J. Cole’s love for hip-hop is probably the one thing that keeps him on that thin line between successful emcee and mainstream mockery. The lead singles for this album (“Power Trip” and “Crooked Smile”) just weren’t for me at all, but I guess Cole needs to go after Drake’s fanbase in order to keep his spot on that Roc Nation roster. I always said that he sounds like a more talented version of Drake, but he really brought the moisture levels up with the singles and a few other songs on this album. That being said, this is still a really enjoyable album as Cole is able to find a good balance between the RnB-heavy songs and the hip-hop songs.

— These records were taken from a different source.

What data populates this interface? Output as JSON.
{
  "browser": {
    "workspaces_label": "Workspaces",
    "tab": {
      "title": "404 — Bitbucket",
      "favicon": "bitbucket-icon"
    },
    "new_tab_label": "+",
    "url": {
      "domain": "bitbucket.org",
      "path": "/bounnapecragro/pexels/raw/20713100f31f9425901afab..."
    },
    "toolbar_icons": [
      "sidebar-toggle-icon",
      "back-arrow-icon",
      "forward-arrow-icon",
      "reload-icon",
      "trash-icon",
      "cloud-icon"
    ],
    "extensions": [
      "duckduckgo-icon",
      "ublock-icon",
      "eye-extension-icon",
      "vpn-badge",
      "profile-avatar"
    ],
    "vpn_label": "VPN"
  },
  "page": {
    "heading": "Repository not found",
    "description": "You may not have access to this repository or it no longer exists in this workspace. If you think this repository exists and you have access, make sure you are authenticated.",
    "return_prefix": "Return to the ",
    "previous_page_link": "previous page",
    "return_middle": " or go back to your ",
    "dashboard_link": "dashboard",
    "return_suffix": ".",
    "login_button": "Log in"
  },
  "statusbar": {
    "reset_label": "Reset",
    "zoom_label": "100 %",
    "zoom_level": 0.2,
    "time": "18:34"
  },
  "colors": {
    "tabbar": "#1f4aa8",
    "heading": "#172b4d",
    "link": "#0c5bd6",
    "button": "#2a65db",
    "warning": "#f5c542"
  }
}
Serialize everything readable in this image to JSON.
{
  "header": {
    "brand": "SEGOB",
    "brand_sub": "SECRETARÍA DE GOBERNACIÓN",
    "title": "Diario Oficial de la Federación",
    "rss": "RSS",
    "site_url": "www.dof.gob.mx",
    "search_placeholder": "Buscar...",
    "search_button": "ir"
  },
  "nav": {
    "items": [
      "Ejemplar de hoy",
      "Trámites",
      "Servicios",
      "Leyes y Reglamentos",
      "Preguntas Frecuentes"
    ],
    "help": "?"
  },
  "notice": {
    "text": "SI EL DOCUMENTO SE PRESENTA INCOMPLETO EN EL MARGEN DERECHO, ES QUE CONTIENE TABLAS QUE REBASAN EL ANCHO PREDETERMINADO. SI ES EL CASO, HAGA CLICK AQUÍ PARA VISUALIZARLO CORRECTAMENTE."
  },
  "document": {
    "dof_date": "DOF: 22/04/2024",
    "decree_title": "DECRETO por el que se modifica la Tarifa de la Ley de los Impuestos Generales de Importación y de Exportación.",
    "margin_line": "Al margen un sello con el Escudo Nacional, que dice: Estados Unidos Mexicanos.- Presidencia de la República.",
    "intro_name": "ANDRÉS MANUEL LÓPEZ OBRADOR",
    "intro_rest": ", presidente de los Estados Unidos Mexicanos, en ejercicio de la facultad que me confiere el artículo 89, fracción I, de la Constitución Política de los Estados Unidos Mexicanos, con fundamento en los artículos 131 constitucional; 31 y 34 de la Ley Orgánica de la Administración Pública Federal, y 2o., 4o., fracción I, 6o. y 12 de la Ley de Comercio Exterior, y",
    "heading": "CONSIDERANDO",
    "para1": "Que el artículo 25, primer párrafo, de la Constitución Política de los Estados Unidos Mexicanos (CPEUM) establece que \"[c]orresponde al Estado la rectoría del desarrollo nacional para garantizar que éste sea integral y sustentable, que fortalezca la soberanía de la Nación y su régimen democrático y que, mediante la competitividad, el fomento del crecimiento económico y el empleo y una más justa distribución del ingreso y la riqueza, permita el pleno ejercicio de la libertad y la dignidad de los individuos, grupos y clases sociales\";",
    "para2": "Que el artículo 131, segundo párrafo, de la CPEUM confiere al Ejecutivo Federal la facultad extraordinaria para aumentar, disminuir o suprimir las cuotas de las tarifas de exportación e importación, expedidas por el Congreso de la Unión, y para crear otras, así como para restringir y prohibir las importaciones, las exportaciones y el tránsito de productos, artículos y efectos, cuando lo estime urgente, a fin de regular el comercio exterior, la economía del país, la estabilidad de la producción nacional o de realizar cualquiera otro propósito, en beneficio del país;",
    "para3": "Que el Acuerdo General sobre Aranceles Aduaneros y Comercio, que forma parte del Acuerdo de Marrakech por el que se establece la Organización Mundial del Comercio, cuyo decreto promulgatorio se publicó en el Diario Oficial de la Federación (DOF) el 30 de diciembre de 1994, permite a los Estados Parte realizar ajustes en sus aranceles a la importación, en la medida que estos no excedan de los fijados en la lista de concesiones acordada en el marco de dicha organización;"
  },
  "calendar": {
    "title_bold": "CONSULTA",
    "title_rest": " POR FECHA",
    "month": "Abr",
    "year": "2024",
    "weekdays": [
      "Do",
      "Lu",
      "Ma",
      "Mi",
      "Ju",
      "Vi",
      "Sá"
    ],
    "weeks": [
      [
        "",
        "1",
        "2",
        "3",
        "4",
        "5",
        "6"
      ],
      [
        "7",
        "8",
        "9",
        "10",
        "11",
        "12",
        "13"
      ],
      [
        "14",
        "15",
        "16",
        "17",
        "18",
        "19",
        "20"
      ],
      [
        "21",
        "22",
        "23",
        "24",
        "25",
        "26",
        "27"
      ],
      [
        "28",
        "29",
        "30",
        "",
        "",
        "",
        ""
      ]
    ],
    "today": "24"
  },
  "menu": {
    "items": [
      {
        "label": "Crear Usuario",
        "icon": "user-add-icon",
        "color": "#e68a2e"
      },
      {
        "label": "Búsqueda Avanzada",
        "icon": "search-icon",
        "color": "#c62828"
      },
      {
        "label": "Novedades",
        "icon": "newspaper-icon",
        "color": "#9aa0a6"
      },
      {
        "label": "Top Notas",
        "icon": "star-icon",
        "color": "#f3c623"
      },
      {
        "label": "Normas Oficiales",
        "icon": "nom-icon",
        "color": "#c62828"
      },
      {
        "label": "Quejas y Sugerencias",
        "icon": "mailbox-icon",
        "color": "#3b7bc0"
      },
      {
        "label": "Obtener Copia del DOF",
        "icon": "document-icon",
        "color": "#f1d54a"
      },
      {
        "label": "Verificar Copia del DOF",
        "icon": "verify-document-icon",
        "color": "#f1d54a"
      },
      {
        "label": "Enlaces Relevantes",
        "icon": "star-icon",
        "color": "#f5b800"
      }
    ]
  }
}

J. Cole makes it a point to show that while he needs to make pop radio hits to get his album out on a major label, he’s still a core hip-hop fan and artist by paying tribute to legends on songs like “Let Nas Down”, “LAnd of the Snakes” and “Forbidden Fruit” (do your research if you don’t recognize the samples on the latter two). With some smooth flows on songs like “Trouble” and “Rich N*****”, a couple of interludes dedicated to straight rapping, plus some good bonus tracks, this makes out to be a solid album. As per his usual, he raps with good rhymes and decent punchlines, but even at his best he’s not really saying anything new that matters to me. It’s a nice sounding mainstream hip-hop album that actually has some good raps on it, but not much of what J. Cole says on this album is fresh and ground-breaking (girls, money, capitalism, girls, we’ve heard it all); and his rhyming and wordplay, while good, aren’t enough to make an exceptionally great album on their own.
For more on J. Cole, check out my concert review from October here.
My Grade (based on how well I connected with it, no disrespect if your experience was different): B
Come back to my blog tomorrow to see which album or mixtape came in at #22 on the countdown!